A spokesman said she had been working seven days a week preparing Scotland's response to the Covid-19 crisis and she made a decision to check on the family home in Fife as she would not be back until after the lockdown.

"If the chief medical officer can't lead by example what chance do we have of convincing people to stay at home?"

Everyone in Scotland is being told to not leave their home unless they have a "reasonable excuse".

But she said the advice the chief medical officer gives her is "vital" at this time.

"Individuals must not make personal exemptions bespoke to their own circumstances".

"I know how important this advice is and I do not want my mistake to distract from that".

In a joint statement, Scottish Liberal Democrat leader Willie Rennie and Wendy Chamberlain, the MSP and MP respectively for the area where Dr Calderwood has her second home, said: "If we are going to get through this pandemic we need medical leaders who everyone can follow".

Dr Calderwood, a trained consultant obstetrician and gynaecologist, stressed people should adhere to the restrictions, and said it was looking less likely summer holidays will take place this year as they have done previously.

"They observed social distancing throughout, so they were very safe".

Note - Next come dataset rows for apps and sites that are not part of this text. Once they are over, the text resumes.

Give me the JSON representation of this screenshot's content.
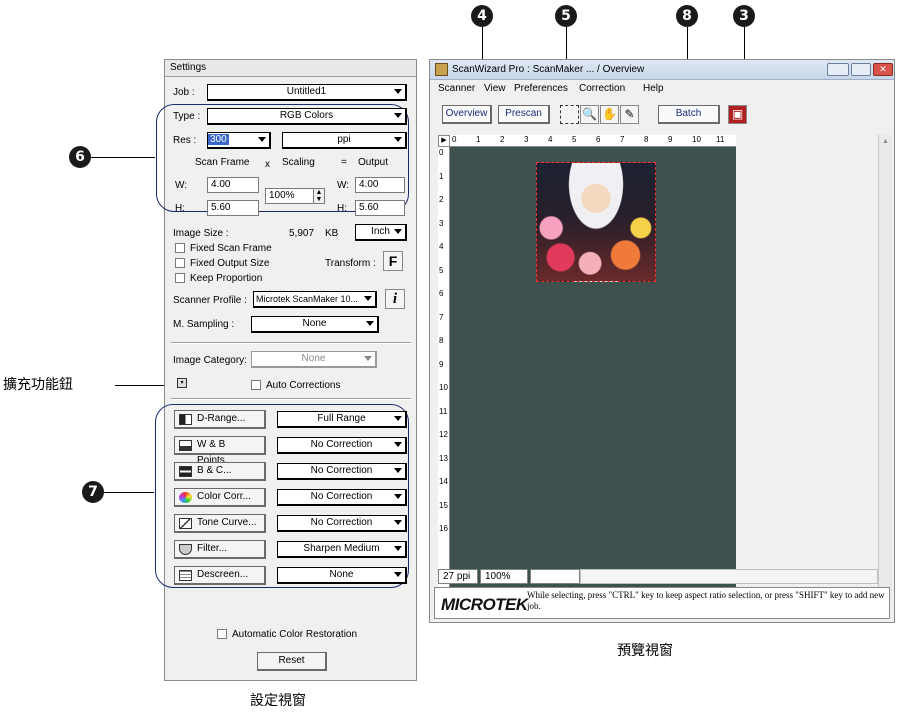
{
  "callouts": {
    "c4": "4",
    "c5": "5",
    "c8": "8",
    "c3": "3",
    "c6": "6",
    "c7": "7"
  },
  "expand_button_label": "擴充功能鈕",
  "captions": {
    "settings": "設定視窗",
    "preview": "預覽視窗"
  },
  "settings": {
    "title": "Settings",
    "job_label": "Job :",
    "job_value": "Untitled1",
    "type_label": "Type :",
    "type_value": "RGB Colors",
    "res_label": "Res :",
    "res_value": "300",
    "res_unit": "ppi",
    "scan_frame_label": "Scan Frame",
    "x_label": "x",
    "scaling_label": "Scaling",
    "eq_label": "=",
    "output_label": "Output",
    "w_label": "W:",
    "h_label": "H:",
    "scan_w": "4.00",
    "scan_h": "5.60",
    "scaling_value": "100%",
    "out_w": "4.00",
    "out_h": "5.60",
    "image_size_label": "Image Size :",
    "image_size_value": "5,907",
    "image_size_unit": "KB",
    "inch_value": "Inch",
    "fixed_scan_frame": "Fixed Scan Frame",
    "fixed_output_size": "Fixed Output Size",
    "transform_label": "Transform :",
    "transform_icon": "F",
    "keep_proportion": "Keep Proportion",
    "scanner_profile_label": "Scanner Profile :",
    "scanner_profile_value": "Microtek ScanMaker 10...",
    "info_icon": "i",
    "m_sampling_label": "M. Sampling :",
    "m_sampling_value": "None",
    "image_category_label": "Image Category:",
    "image_category_value": "None",
    "auto_corrections": "Auto Corrections",
    "corrections": [
      {
        "button": "D-Range...",
        "value": "Full Range"
      },
      {
        "button": "W & B Points...",
        "value": "No Correction"
      },
      {
        "button": "B & C...",
        "value": "No Correction"
      },
      {
        "button": "Color Corr...",
        "value": "No Correction"
      },
      {
        "button": "Tone Curve...",
        "value": "No Correction"
      },
      {
        "button": "Filter...",
        "value": "Sharpen Medium"
      },
      {
        "button": "Descreen...",
        "value": "None"
      }
    ],
    "auto_color_restoration": "Automatic Color Restoration",
    "reset": "Reset"
  },
  "preview": {
    "title": "ScanWizard Pro : ScanMaker ... / Overview",
    "menu": [
      "Scanner",
      "View",
      "Preferences",
      "Correction",
      "Help"
    ],
    "overview_btn": "Overview",
    "prescan_btn": "Prescan",
    "batch_btn": "Batch",
    "ruler_h": [
      "0",
      "1",
      "2",
      "3",
      "4",
      "5",
      "6",
      "7",
      "8",
      "9",
      "10",
      "11"
    ],
    "ruler_v": [
      "0",
      "1",
      "2",
      "3",
      "4",
      "5",
      "6",
      "7",
      "8",
      "9",
      "10",
      "11",
      "12",
      "13",
      "14",
      "15",
      "16"
    ],
    "status_res": "27 ppi",
    "status_zoom": "100%",
    "logo": "MICROTEK",
    "hint": "While selecting, press \"CTRL\" key to keep aspect ratio selection, or press \"SHIFT\" key to add new job."
  },
  "colors": {
    "canvas": "#3d514f",
    "selection": "#ee3333",
    "oval": "#1b2a6b"
  }
}
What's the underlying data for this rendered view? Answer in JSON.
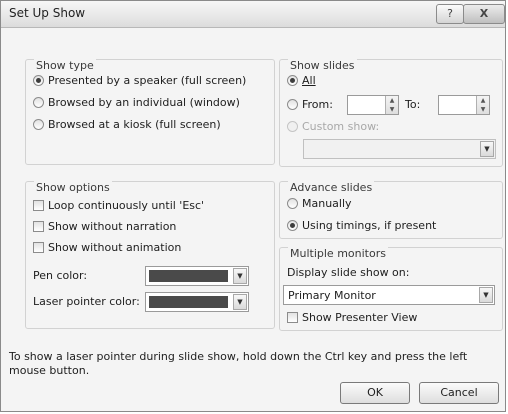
{
  "window": {
    "title": "Set Up Show",
    "help_label": "?",
    "close_label": "X"
  },
  "show_type": {
    "title": "Show type",
    "options": [
      {
        "label": "Presented by a speaker (full screen)",
        "selected": true
      },
      {
        "label": "Browsed by an individual (window)",
        "selected": false
      },
      {
        "label": "Browsed at a kiosk (full screen)",
        "selected": false
      }
    ]
  },
  "show_slides": {
    "title": "Show slides",
    "all_label": "All",
    "from_label": "From:",
    "to_label": "To:",
    "from_value": "",
    "to_value": "",
    "custom_label": "Custom show:",
    "custom_value": "",
    "selected": "all"
  },
  "show_options": {
    "title": "Show options",
    "checkboxes": [
      {
        "label": "Loop continuously until 'Esc'",
        "checked": false
      },
      {
        "label": "Show without narration",
        "checked": false
      },
      {
        "label": "Show without animation",
        "checked": false
      }
    ],
    "pen_color_label": "Pen color:",
    "laser_color_label": "Laser pointer color:",
    "pen_color": "#4a4a4a",
    "laser_color": "#4a4a4a"
  },
  "advance_slides": {
    "title": "Advance slides",
    "options": [
      {
        "label": "Manually",
        "selected": false
      },
      {
        "label": "Using timings, if present",
        "selected": true
      }
    ]
  },
  "multiple_monitors": {
    "title": "Multiple monitors",
    "display_label": "Display slide show on:",
    "monitor_value": "Primary Monitor",
    "presenter_view_label": "Show Presenter View",
    "presenter_view_checked": false
  },
  "info_text": "To show a laser pointer during slide show, hold down the Ctrl key and press the left mouse button.",
  "buttons": {
    "ok": "OK",
    "cancel": "Cancel"
  },
  "icons": {
    "dropdown": "chevron-down-icon",
    "spin_up": "spin-up-icon",
    "spin_down": "spin-down-icon"
  },
  "colors": {
    "dialog_bg": "#f4f4f4",
    "close_button": "#c8c8c8"
  }
}
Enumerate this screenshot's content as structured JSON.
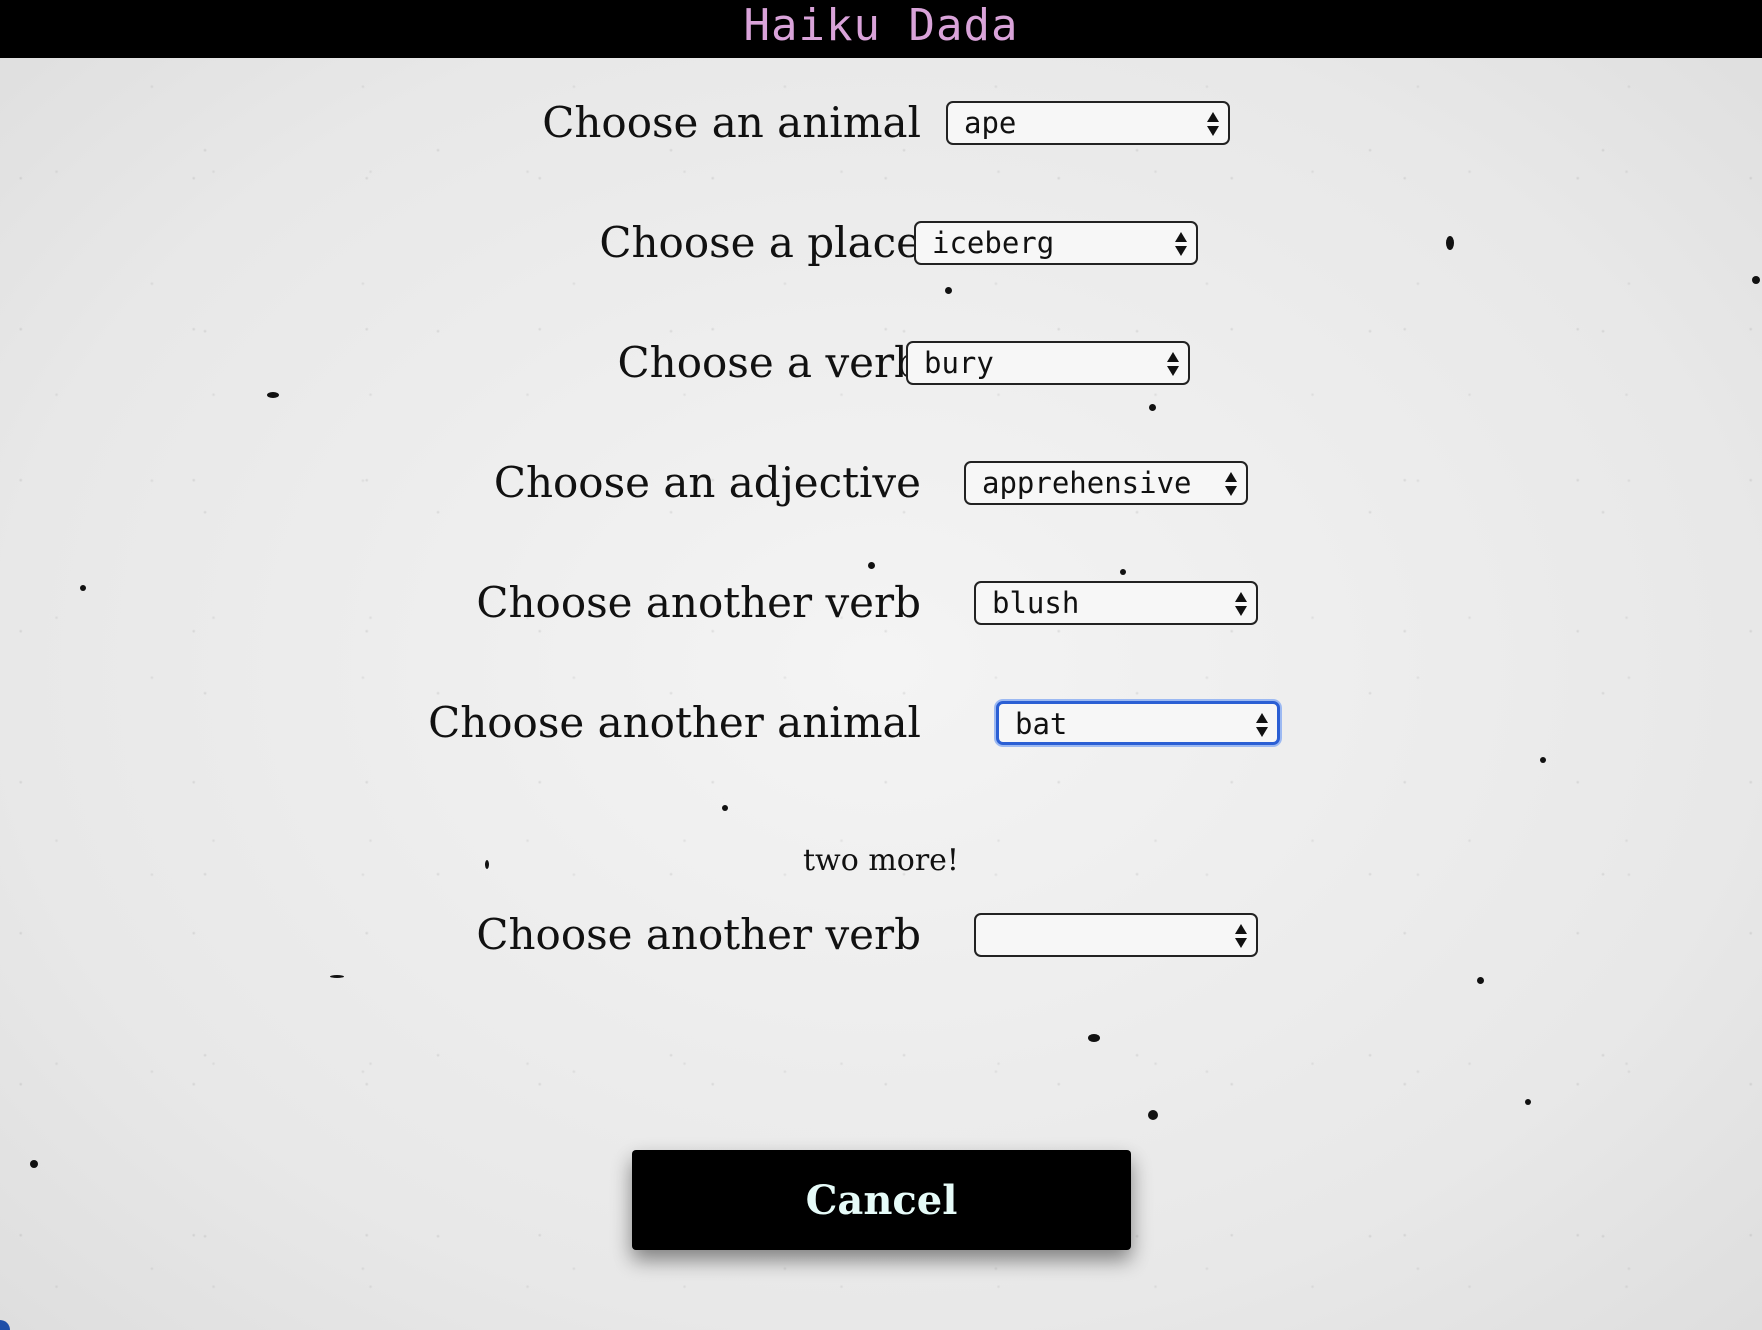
{
  "header": {
    "title": "Haiku Dada"
  },
  "form": {
    "fields": [
      {
        "label": "Choose an animal",
        "value": "ape"
      },
      {
        "label": "Choose a place",
        "value": "iceberg"
      },
      {
        "label": "Choose a verb",
        "value": "bury"
      },
      {
        "label": "Choose an adjective",
        "value": "apprehensive"
      },
      {
        "label": "Choose another verb",
        "value": "blush"
      },
      {
        "label": "Choose another animal",
        "value": "bat"
      }
    ],
    "hint": "two more!",
    "next_field": {
      "label": "Choose another verb",
      "value": ""
    }
  },
  "actions": {
    "cancel_label": "Cancel"
  },
  "colors": {
    "header_bg": "#000000",
    "title": "#d9a3d9",
    "button_bg": "#000000",
    "button_text": "#e6fbf8",
    "focus_ring": "#2b5fd4"
  },
  "icons": [
    "chevron-updown-icon"
  ]
}
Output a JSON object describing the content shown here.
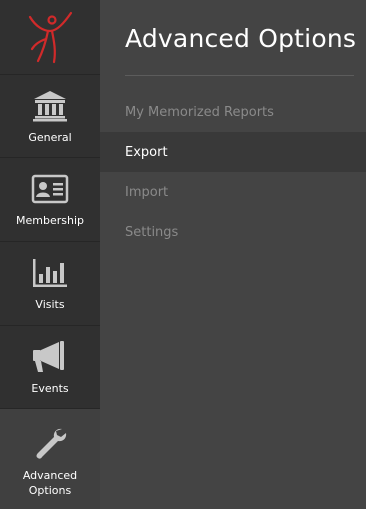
{
  "sidebar": {
    "logo_icon": "figure-logo-icon",
    "items": [
      {
        "label": "General",
        "icon": "bank-building-icon"
      },
      {
        "label": "Membership",
        "icon": "id-card-icon"
      },
      {
        "label": "Visits",
        "icon": "bar-chart-icon"
      },
      {
        "label": "Events",
        "icon": "megaphone-icon"
      },
      {
        "label": "Advanced Options",
        "icon": "wrench-icon",
        "active": true
      }
    ]
  },
  "main": {
    "title": "Advanced Options",
    "menu": [
      {
        "label": "My Memorized Reports"
      },
      {
        "label": "Export",
        "selected": true
      },
      {
        "label": "Import"
      },
      {
        "label": "Settings"
      }
    ]
  },
  "colors": {
    "sidebar_bg": "#303030",
    "main_bg": "#444444",
    "selected_bg": "#393939",
    "logo_red": "#d12a2a",
    "icon_gray": "#c8c8c8"
  }
}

Last month, the Scottish government issued a travel warning criticising the "irresponsible behaviour" of people with second homes and campervans travelling to the Highlands in a bid to isolate.